__Problem description__: Type out the data exactly as given. Skip any image.
Material to process: Begin
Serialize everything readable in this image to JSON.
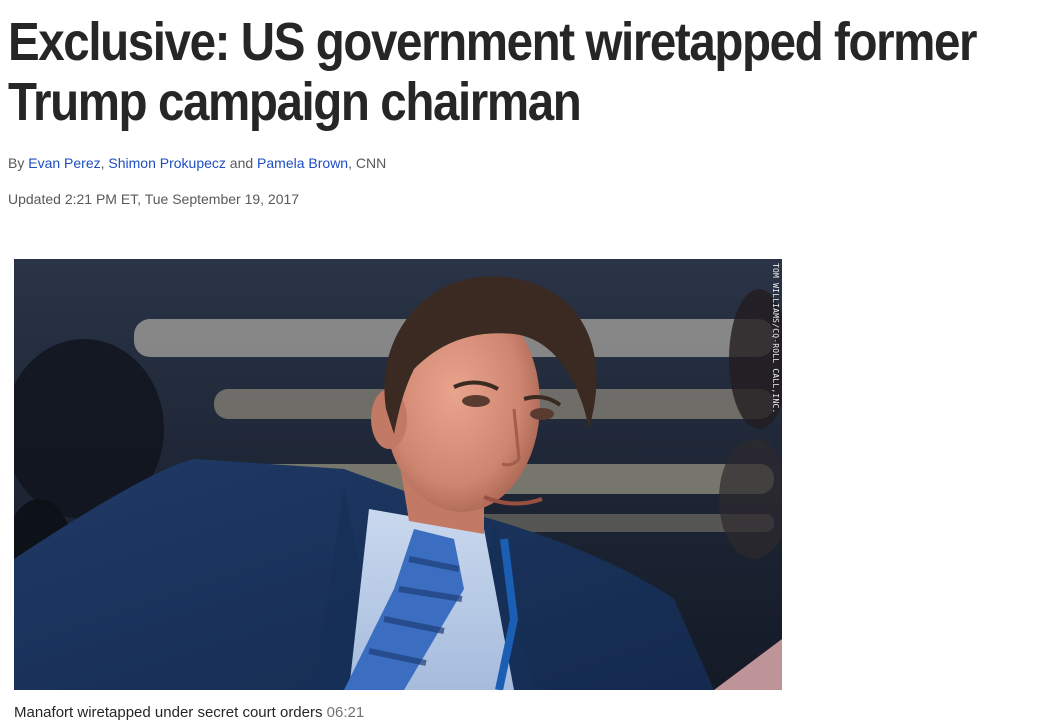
{
  "article": {
    "headline_line1": "Exclusive: US government wiretapped former",
    "headline_line2": "Trump campaign chairman",
    "byline": {
      "prefix": "By ",
      "author1": "Evan Perez",
      "sep1": ", ",
      "author2": "Shimon Prokupecz",
      "sep2": " and ",
      "author3": "Pamela Brown",
      "suffix": ", CNN"
    },
    "updated": "Updated 2:21 PM ET, Tue September 19, 2017"
  },
  "video": {
    "photo_credit": "TOM WILLIAMS/CQ-ROLL CALL,INC.",
    "caption_title": "Manafort wiretapped under secret court orders",
    "duration": "06:21"
  },
  "colors": {
    "link": "#1d4ec2",
    "headline": "#262626",
    "meta": "#595959"
  }
}
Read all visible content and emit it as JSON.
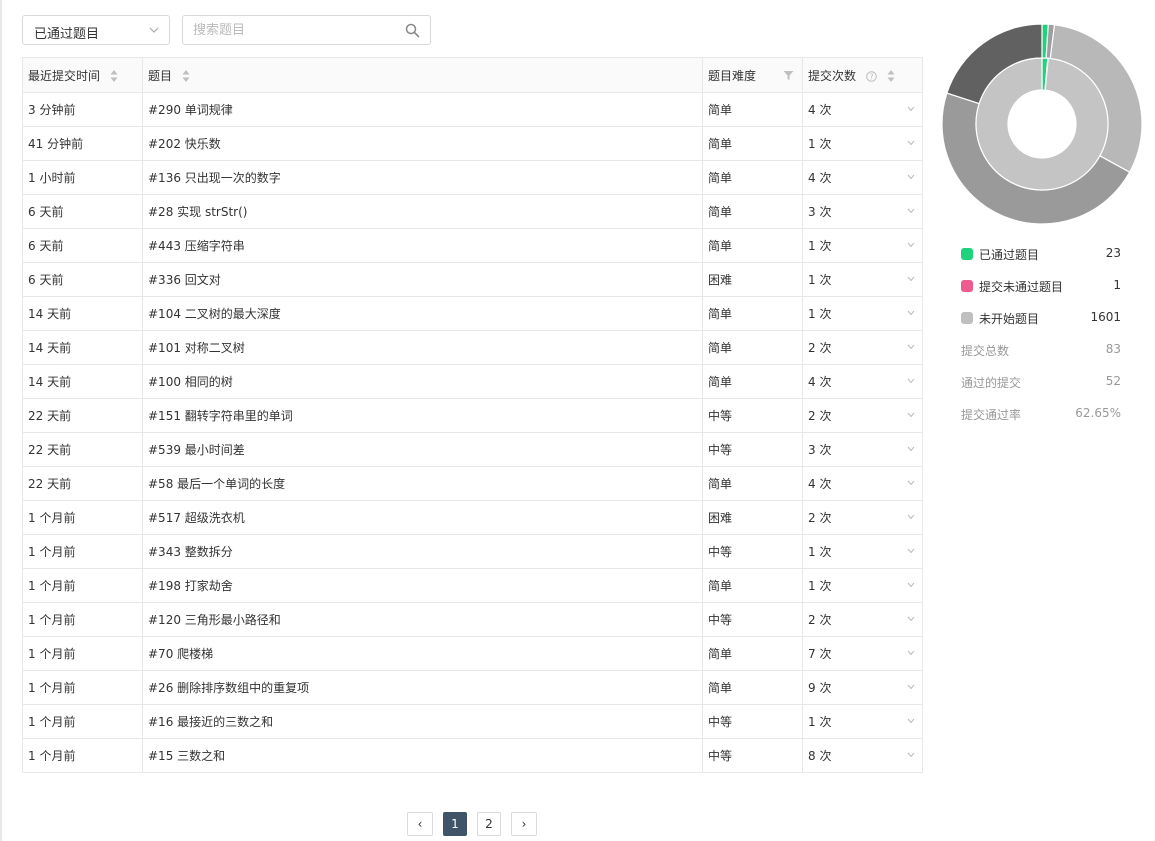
{
  "filter": {
    "selected": "已通过题目"
  },
  "search": {
    "placeholder": "搜索题目"
  },
  "table": {
    "headers": {
      "time": "最近提交时间",
      "title": "题目",
      "difficulty": "题目难度",
      "count": "提交次数"
    },
    "rows": [
      {
        "time": "3 分钟前",
        "title": "#290 单词规律",
        "difficulty": "简单",
        "level": "easy",
        "count": "4 次"
      },
      {
        "time": "41 分钟前",
        "title": "#202 快乐数",
        "difficulty": "简单",
        "level": "easy",
        "count": "1 次"
      },
      {
        "time": "1 小时前",
        "title": "#136 只出现一次的数字",
        "difficulty": "简单",
        "level": "easy",
        "count": "4 次"
      },
      {
        "time": "6 天前",
        "title": "#28 实现 strStr()",
        "difficulty": "简单",
        "level": "easy",
        "count": "3 次"
      },
      {
        "time": "6 天前",
        "title": "#443 压缩字符串",
        "difficulty": "简单",
        "level": "easy",
        "count": "1 次"
      },
      {
        "time": "6 天前",
        "title": "#336 回文对",
        "difficulty": "困难",
        "level": "hard",
        "count": "1 次"
      },
      {
        "time": "14 天前",
        "title": "#104 二叉树的最大深度",
        "difficulty": "简单",
        "level": "easy",
        "count": "1 次"
      },
      {
        "time": "14 天前",
        "title": "#101 对称二叉树",
        "difficulty": "简单",
        "level": "easy",
        "count": "2 次"
      },
      {
        "time": "14 天前",
        "title": "#100 相同的树",
        "difficulty": "简单",
        "level": "easy",
        "count": "4 次"
      },
      {
        "time": "22 天前",
        "title": "#151 翻转字符串里的单词",
        "difficulty": "中等",
        "level": "mid",
        "count": "2 次"
      },
      {
        "time": "22 天前",
        "title": "#539 最小时间差",
        "difficulty": "中等",
        "level": "mid",
        "count": "3 次"
      },
      {
        "time": "22 天前",
        "title": "#58 最后一个单词的长度",
        "difficulty": "简单",
        "level": "easy",
        "count": "4 次"
      },
      {
        "time": "1 个月前",
        "title": "#517 超级洗衣机",
        "difficulty": "困难",
        "level": "hard",
        "count": "2 次"
      },
      {
        "time": "1 个月前",
        "title": "#343 整数拆分",
        "difficulty": "中等",
        "level": "mid",
        "count": "1 次"
      },
      {
        "time": "1 个月前",
        "title": "#198 打家劫舍",
        "difficulty": "简单",
        "level": "easy",
        "count": "1 次"
      },
      {
        "time": "1 个月前",
        "title": "#120 三角形最小路径和",
        "difficulty": "中等",
        "level": "mid",
        "count": "2 次"
      },
      {
        "time": "1 个月前",
        "title": "#70 爬楼梯",
        "difficulty": "简单",
        "level": "easy",
        "count": "7 次"
      },
      {
        "time": "1 个月前",
        "title": "#26 删除排序数组中的重复项",
        "difficulty": "简单",
        "level": "easy",
        "count": "9 次"
      },
      {
        "time": "1 个月前",
        "title": "#16 最接近的三数之和",
        "difficulty": "中等",
        "level": "mid",
        "count": "1 次"
      },
      {
        "time": "1 个月前",
        "title": "#15 三数之和",
        "difficulty": "中等",
        "level": "mid",
        "count": "8 次"
      }
    ]
  },
  "pagination": {
    "prev": "‹",
    "pages": [
      "1",
      "2"
    ],
    "current": "1",
    "next": "›"
  },
  "summary": {
    "legend": [
      {
        "label": "已通过题目",
        "value": "23",
        "color": "#1fd27c"
      },
      {
        "label": "提交未通过题目",
        "value": "1",
        "color": "#ef5b8f"
      },
      {
        "label": "未开始题目",
        "value": "1601",
        "color": "#bfbfbf"
      }
    ],
    "stats": [
      {
        "label": "提交总数",
        "value": "83"
      },
      {
        "label": "通过的提交",
        "value": "52"
      },
      {
        "label": "提交通过率",
        "value": "62.65%"
      }
    ]
  },
  "chart_data": {
    "type": "pie",
    "rings": [
      {
        "ring": "outer",
        "slices": [
          {
            "value": 1,
            "color": "#1fd27c"
          },
          {
            "value": 1,
            "color": "#9e9e9e"
          },
          {
            "value": 31,
            "color": "#b8b8b8"
          },
          {
            "value": 47,
            "color": "#9a9a9a"
          },
          {
            "value": 20,
            "color": "#616161"
          }
        ]
      },
      {
        "ring": "inner",
        "slices": [
          {
            "value": 1.4,
            "color": "#1fd27c"
          },
          {
            "value": 0.1,
            "color": "#ef5b8f"
          },
          {
            "value": 98.5,
            "color": "#c4c4c4"
          }
        ]
      }
    ]
  }
}
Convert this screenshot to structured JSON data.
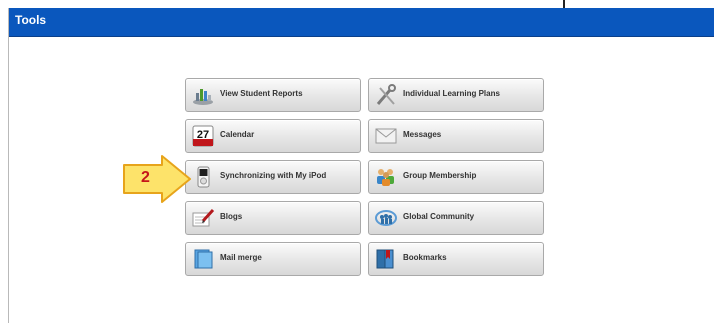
{
  "panel": {
    "title": "Tools"
  },
  "buttons": {
    "left": [
      {
        "label": "View Student Reports",
        "icon": "bar-chart-icon"
      },
      {
        "label": "Calendar",
        "icon": "calendar-icon",
        "date": "27"
      },
      {
        "label": "Synchronizing with My iPod",
        "icon": "ipod-icon"
      },
      {
        "label": "Blogs",
        "icon": "blog-pencil-icon"
      },
      {
        "label": "Mail merge",
        "icon": "mail-merge-icon"
      }
    ],
    "right": [
      {
        "label": "Individual Learning Plans",
        "icon": "tools-icon"
      },
      {
        "label": "Messages",
        "icon": "envelope-icon"
      },
      {
        "label": "Group Membership",
        "icon": "group-people-icon"
      },
      {
        "label": "Global Community",
        "icon": "global-community-icon"
      },
      {
        "label": "Bookmarks",
        "icon": "bookmark-book-icon"
      }
    ]
  },
  "callout": {
    "number": "2"
  },
  "colors": {
    "titlebar": "#0a57bd",
    "callout_fill": "#fde36a",
    "callout_border": "#e7a41b",
    "callout_text": "#c5161a"
  }
}
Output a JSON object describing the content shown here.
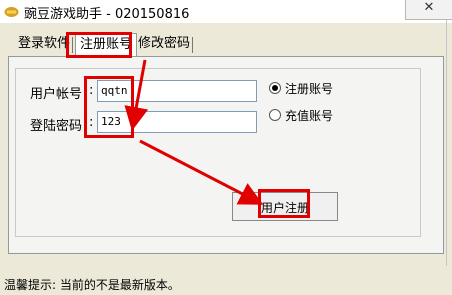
{
  "window": {
    "title": "豌豆游戏助手 - 020150816",
    "close_label": "✕"
  },
  "tabs": [
    {
      "label": "登录软件"
    },
    {
      "label": "注册账号"
    },
    {
      "label": "修改密码"
    }
  ],
  "form": {
    "username_label": "用户帐号",
    "username_value": "qqtn",
    "password_label": "登陆密码",
    "password_value": "123",
    "colon": ":",
    "radio_register": "注册账号",
    "radio_recharge": "充值账号",
    "selected_option": "注册账号"
  },
  "register_button_label": "用户注册",
  "status": {
    "text": "温馨提示: 当前的不是最新版本。"
  },
  "icons": {
    "app": "pea-pod-icon",
    "close": "close-icon"
  },
  "colors": {
    "annotation_red": "#e00000",
    "window_bg": "#ece9d8"
  }
}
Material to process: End
__Answer box__:
Serialize everything readable in this image to JSON.
{
  "article": {
    "headline_line1": "Exclusive: US government wiretapped former",
    "headline_line2": "Trump campaign chairman",
    "byline": {
      "prefix": "By ",
      "author1": "Evan Perez",
      "sep1": ", ",
      "author2": "Shimon Prokupecz",
      "sep2": " and ",
      "author3": "Pamela Brown",
      "suffix": ", CNN"
    },
    "updated": "Updated 2:21 PM ET, Tue September 19, 2017"
  },
  "video": {
    "photo_credit": "TOM WILLIAMS/CQ-ROLL CALL,INC.",
    "caption_title": "Manafort wiretapped under secret court orders",
    "duration": "06:21"
  },
  "colors": {
    "link": "#1d4ec2",
    "headline": "#262626",
    "meta": "#595959"
  }
}
Read all visible content and emit it as JSON.
{
  "filter": {
    "selected": "已通过题目"
  },
  "search": {
    "placeholder": "搜索题目"
  },
  "table": {
    "headers": {
      "time": "最近提交时间",
      "title": "题目",
      "difficulty": "题目难度",
      "count": "提交次数"
    },
    "rows": [
      {
        "time": "3 分钟前",
        "title": "#290 单词规律",
        "difficulty": "简单",
        "level": "easy",
        "count": "4 次"
      },
      {
        "time": "41 分钟前",
        "title": "#202 快乐数",
        "difficulty": "简单",
        "level": "easy",
        "count": "1 次"
      },
      {
        "time": "1 小时前",
        "title": "#136 只出现一次的数字",
        "difficulty": "简单",
        "level": "easy",
        "count": "4 次"
      },
      {
        "time": "6 天前",
        "title": "#28 实现 strStr()",
        "difficulty": "简单",
        "level": "easy",
        "count": "3 次"
      },
      {
        "time": "6 天前",
        "title": "#443 压缩字符串",
        "difficulty": "简单",
        "level": "easy",
        "count": "1 次"
      },
      {
        "time": "6 天前",
        "title": "#336 回文对",
        "difficulty": "困难",
        "level": "hard",
        "count": "1 次"
      },
      {
        "time": "14 天前",
        "title": "#104 二叉树的最大深度",
        "difficulty": "简单",
        "level": "easy",
        "count": "1 次"
      },
      {
        "time": "14 天前",
        "title": "#101 对称二叉树",
        "difficulty": "简单",
        "level": "easy",
        "count": "2 次"
      },
      {
        "time": "14 天前",
        "title": "#100 相同的树",
        "difficulty": "简单",
        "level": "easy",
        "count": "4 次"
      },
      {
        "time": "22 天前",
        "title": "#151 翻转字符串里的单词",
        "difficulty": "中等",
        "level": "mid",
        "count": "2 次"
      },
      {
        "time": "22 天前",
        "title": "#539 最小时间差",
        "difficulty": "中等",
        "level": "mid",
        "count": "3 次"
      },
      {
        "time": "22 天前",
        "title": "#58 最后一个单词的长度",
        "difficulty": "简单",
        "level": "easy",
        "count": "4 次"
      },
      {
        "time": "1 个月前",
        "title": "#517 超级洗衣机",
        "difficulty": "困难",
        "level": "hard",
        "count": "2 次"
      },
      {
        "time": "1 个月前",
        "title": "#343 整数拆分",
        "difficulty": "中等",
        "level": "mid",
        "count": "1 次"
      },
      {
        "time": "1 个月前",
        "title": "#198 打家劫舍",
        "difficulty": "简单",
        "level": "easy",
        "count": "1 次"
      },
      {
        "time": "1 个月前",
        "title": "#120 三角形最小路径和",
        "difficulty": "中等",
        "level": "mid",
        "count": "2 次"
      },
      {
        "time": "1 个月前",
        "title": "#70 爬楼梯",
        "difficulty": "简单",
        "level": "easy",
        "count": "7 次"
      },
      {
        "time": "1 个月前",
        "title": "#26 删除排序数组中的重复项",
        "difficulty": "简单",
        "level": "easy",
        "count": "9 次"
      },
      {
        "time": "1 个月前",
        "title": "#16 最接近的三数之和",
        "difficulty": "中等",
        "level": "mid",
        "count": "1 次"
      },
      {
        "time": "1 个月前",
        "title": "#15 三数之和",
        "difficulty": "中等",
        "level": "mid",
        "count": "8 次"
      }
    ]
  },
  "pagination": {
    "prev": "‹",
    "pages": [
      "1",
      "2"
    ],
    "current": "1",
    "next": "›"
  },
  "summary": {
    "legend": [
      {
        "label": "已通过题目",
        "value": "23",
        "color": "#1fd27c"
      },
      {
        "label": "提交未通过题目",
        "value": "1",
        "color": "#ef5b8f"
      },
      {
        "label": "未开始题目",
        "value": "1601",
        "color": "#bfbfbf"
      }
    ],
    "stats": [
      {
        "label": "提交总数",
        "value": "83"
      },
      {
        "label": "通过的提交",
        "value": "52"
      },
      {
        "label": "提交通过率",
        "value": "62.65%"
      }
    ]
  },
  "chart_data": {
    "type": "pie",
    "rings": [
      {
        "ring": "outer",
        "slices": [
          {
            "value": 1,
            "color": "#1fd27c"
          },
          {
            "value": 1,
            "color": "#9e9e9e"
          },
          {
            "value": 31,
            "color": "#b8b8b8"
          },
          {
            "value": 47,
            "color": "#9a9a9a"
          },
          {
            "value": 20,
            "color": "#616161"
          }
        ]
      },
      {
        "ring": "inner",
        "slices": [
          {
            "value": 1.4,
            "color": "#1fd27c"
          },
          {
            "value": 0.1,
            "color": "#ef5b8f"
          },
          {
            "value": 98.5,
            "color": "#c4c4c4"
          }
        ]
      }
    ]
  }
}
Convert this screenshot to structured JSON data.
{
  "panel": {
    "title": "Tools"
  },
  "buttons": {
    "left": [
      {
        "label": "View Student Reports",
        "icon": "bar-chart-icon"
      },
      {
        "label": "Calendar",
        "icon": "calendar-icon",
        "date": "27"
      },
      {
        "label": "Synchronizing with My iPod",
        "icon": "ipod-icon"
      },
      {
        "label": "Blogs",
        "icon": "blog-pencil-icon"
      },
      {
        "label": "Mail merge",
        "icon": "mail-merge-icon"
      }
    ],
    "right": [
      {
        "label": "Individual Learning Plans",
        "icon": "tools-icon"
      },
      {
        "label": "Messages",
        "icon": "envelope-icon"
      },
      {
        "label": "Group Membership",
        "icon": "group-people-icon"
      },
      {
        "label": "Global Community",
        "icon": "global-community-icon"
      },
      {
        "label": "Bookmarks",
        "icon": "bookmark-book-icon"
      }
    ]
  },
  "callout": {
    "number": "2"
  },
  "colors": {
    "titlebar": "#0a57bd",
    "callout_fill": "#fde36a",
    "callout_border": "#e7a41b",
    "callout_text": "#c5161a"
  }
}
Output a JSON object describing the content shown here.
{
  "window": {
    "title": "豌豆游戏助手 - 020150816",
    "close_label": "✕"
  },
  "tabs": [
    {
      "label": "登录软件"
    },
    {
      "label": "注册账号"
    },
    {
      "label": "修改密码"
    }
  ],
  "form": {
    "username_label": "用户帐号",
    "username_value": "qqtn",
    "password_label": "登陆密码",
    "password_value": "123",
    "colon": ":",
    "radio_register": "注册账号",
    "radio_recharge": "充值账号",
    "selected_option": "注册账号"
  },
  "register_button_label": "用户注册",
  "status": {
    "text": "温馨提示: 当前的不是最新版本。"
  },
  "icons": {
    "app": "pea-pod-icon",
    "close": "close-icon"
  },
  "colors": {
    "annotation_red": "#e00000",
    "window_bg": "#ece9d8"
  }
}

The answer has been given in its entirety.